He said: ‘To suggest that the popular consensus supporting gay rights is somehow fascist, in the third sentence of her article, is like saying that Jews who fight for their rights are victimising the antisemites. It is the classic persecutors’ technique of blaming the victim.’
And the anger has been reflected by Jewish LGBT people in the wider community.
A 53-year-old Jewish gay Glaswegian said: ‘I am furious, being gay is not an illness its just who you are! How dare she presume it an illness?
‘It is shocking that the paper publishes such a travesty of an article. Such views can be extremely damaging for young Jewish, gay and lesbian people growing up in families who would be influenced by such irresponsible and outrageous views.’
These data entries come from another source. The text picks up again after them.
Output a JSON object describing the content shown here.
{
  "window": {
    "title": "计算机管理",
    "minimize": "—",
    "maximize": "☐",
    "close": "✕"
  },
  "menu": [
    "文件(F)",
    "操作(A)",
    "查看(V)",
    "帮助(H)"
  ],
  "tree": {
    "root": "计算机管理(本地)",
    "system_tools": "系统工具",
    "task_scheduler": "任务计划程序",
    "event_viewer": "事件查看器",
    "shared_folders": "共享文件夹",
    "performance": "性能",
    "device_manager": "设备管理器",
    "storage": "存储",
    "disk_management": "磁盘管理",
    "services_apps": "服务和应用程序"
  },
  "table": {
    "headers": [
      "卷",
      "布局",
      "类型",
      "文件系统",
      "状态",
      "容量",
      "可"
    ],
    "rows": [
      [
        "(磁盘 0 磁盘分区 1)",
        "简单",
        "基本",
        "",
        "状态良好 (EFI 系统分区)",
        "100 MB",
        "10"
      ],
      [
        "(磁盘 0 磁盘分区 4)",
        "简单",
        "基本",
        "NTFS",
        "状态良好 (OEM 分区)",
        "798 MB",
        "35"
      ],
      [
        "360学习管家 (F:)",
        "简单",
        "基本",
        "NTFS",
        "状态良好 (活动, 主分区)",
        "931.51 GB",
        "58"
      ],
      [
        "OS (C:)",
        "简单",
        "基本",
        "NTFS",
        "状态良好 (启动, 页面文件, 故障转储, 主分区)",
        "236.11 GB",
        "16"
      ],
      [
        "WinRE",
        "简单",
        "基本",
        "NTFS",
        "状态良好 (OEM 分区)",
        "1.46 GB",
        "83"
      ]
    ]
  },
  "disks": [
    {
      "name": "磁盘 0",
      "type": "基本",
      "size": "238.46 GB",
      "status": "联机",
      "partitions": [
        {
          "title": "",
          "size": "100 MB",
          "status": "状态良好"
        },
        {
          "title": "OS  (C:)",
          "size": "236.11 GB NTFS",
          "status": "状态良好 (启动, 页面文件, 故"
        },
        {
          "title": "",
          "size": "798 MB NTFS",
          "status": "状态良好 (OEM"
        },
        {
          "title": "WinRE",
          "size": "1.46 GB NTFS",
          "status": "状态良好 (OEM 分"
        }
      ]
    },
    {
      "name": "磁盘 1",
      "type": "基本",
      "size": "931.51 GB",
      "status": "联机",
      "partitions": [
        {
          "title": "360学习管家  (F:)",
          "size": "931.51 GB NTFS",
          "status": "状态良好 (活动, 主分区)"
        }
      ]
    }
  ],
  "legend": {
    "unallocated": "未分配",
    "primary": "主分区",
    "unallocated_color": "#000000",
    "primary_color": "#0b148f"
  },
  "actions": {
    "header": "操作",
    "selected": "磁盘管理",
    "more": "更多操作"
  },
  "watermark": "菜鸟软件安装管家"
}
A 39-year-old gay Londoner commented: ‘As the partner of a gay Orthodox Jew, I am saddened to read the discredited pseudo-science of reparative therapy being promoted in The Jewish Telegraph. A brief study of failures of, and damage caused by, the Christian so-called ex-gay movement should give Doreen Wachmann pause for thought.’
And Noam Fischer, a 32-year-old gay Jewish health professional in the NHS London told GSN: ‘I think Orhtodox Jews should realise that homosexuality is not an illness. Perhaps their particular view from within Judaism, though by no means largely shared by other Jews, doesn’t agree with homosexuality, but it is not an illness.
‘There are female Rabbis and that is against their views, is there a cure for that?
‘Orthodox Jews have also gay kids, most of them are disowned. Is this normal? Is that in the Torah? I don’t think so. Judaism has evolved greatly and many communities now openly embrace their LGBT members. Some people in the Orthodox Jewish movement should get rid of the blindfold and see the world as it really is.’